BEGIN Records shown

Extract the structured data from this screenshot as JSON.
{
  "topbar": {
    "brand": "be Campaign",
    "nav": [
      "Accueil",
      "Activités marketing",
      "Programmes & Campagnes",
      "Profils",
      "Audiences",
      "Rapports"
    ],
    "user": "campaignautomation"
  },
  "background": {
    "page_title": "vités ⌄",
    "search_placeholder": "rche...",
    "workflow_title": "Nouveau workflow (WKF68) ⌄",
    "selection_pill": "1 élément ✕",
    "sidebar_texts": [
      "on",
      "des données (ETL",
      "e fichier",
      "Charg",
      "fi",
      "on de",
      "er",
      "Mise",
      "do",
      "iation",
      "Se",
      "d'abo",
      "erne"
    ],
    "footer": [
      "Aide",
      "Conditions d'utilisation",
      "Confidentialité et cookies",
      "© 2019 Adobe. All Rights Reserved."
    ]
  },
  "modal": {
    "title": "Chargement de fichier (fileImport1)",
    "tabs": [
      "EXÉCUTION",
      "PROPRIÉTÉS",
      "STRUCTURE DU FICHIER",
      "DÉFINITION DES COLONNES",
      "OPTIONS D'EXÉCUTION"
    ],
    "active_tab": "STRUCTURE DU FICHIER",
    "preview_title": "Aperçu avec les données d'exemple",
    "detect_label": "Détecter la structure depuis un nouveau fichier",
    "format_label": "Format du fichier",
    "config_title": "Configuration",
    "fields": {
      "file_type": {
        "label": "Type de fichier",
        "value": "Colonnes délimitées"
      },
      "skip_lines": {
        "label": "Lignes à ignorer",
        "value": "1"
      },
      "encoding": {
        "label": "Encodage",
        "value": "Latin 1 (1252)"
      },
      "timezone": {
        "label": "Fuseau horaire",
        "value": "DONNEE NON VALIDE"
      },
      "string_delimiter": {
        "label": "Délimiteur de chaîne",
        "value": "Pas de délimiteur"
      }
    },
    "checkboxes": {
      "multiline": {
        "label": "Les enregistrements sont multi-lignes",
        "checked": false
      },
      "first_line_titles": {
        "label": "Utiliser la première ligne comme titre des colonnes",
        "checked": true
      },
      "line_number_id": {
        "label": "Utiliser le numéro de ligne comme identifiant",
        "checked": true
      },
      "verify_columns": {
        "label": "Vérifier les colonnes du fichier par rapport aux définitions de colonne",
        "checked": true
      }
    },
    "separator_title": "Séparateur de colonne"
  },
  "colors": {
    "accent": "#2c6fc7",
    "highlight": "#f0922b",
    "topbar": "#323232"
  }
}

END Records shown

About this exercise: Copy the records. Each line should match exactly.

Response:
Extract the structured data from this screenshot as JSON.
{
  "topbar": {
    "brand": "be Campaign",
    "nav": [
      "Accueil",
      "Activités marketing",
      "Programmes & Campagnes",
      "Profils",
      "Audiences",
      "Rapports"
    ],
    "user": "campaignautomation"
  },
  "background": {
    "page_title": "vités ⌄",
    "search_placeholder": "rche...",
    "workflow_title": "Nouveau workflow (WKF68) ⌄",
    "selection_pill": "1 élément ✕",
    "sidebar_texts": [
      "on",
      "des données (ETL",
      "e fichier",
      "Charg",
      "fi",
      "on de",
      "er",
      "Mise",
      "do",
      "iation",
      "Se",
      "d'abo",
      "erne"
    ],
    "footer": [
      "Aide",
      "Conditions d'utilisation",
      "Confidentialité et cookies",
      "© 2019 Adobe. All Rights Reserved."
    ]
  },
  "modal": {
    "title": "Chargement de fichier (fileImport1)",
    "tabs": [
      "EXÉCUTION",
      "PROPRIÉTÉS",
      "STRUCTURE DU FICHIER",
      "DÉFINITION DES COLONNES",
      "OPTIONS D'EXÉCUTION"
    ],
    "active_tab": "STRUCTURE DU FICHIER",
    "preview_title": "Aperçu avec les données d'exemple",
    "detect_label": "Détecter la structure depuis un nouveau fichier",
    "format_label": "Format du fichier",
    "config_title": "Configuration",
    "fields": {
      "file_type": {
        "label": "Type de fichier",
        "value": "Colonnes délimitées"
      },
      "skip_lines": {
        "label": "Lignes à ignorer",
        "value": "1"
      },
      "encoding": {
        "label": "Encodage",
        "value": "Latin 1 (1252)"
      },
      "timezone": {
        "label": "Fuseau horaire",
        "value": "DONNEE NON VALIDE"
      },
      "string_delimiter": {
        "label": "Délimiteur de chaîne",
        "value": "Pas de délimiteur"
      }
    },
    "checkboxes": {
      "multiline": {
        "label": "Les enregistrements sont multi-lignes",
        "checked": false
      },
      "first_line_titles": {
        "label": "Utiliser la première ligne comme titre des colonnes",
        "checked": true
      },
      "line_number_id": {
        "label": "Utiliser le numéro de ligne comme identifiant",
        "checked": true
      },
      "verify_columns": {
        "label": "Vérifier les colonnes du fichier par rapport aux définitions de colonne",
        "checked": true
      }
    },
    "separator_title": "Séparateur de colonne"
  },
  "colors": {
    "accent": "#2c6fc7",
    "highlight": "#f0922b",
    "topbar": "#323232"
  }
}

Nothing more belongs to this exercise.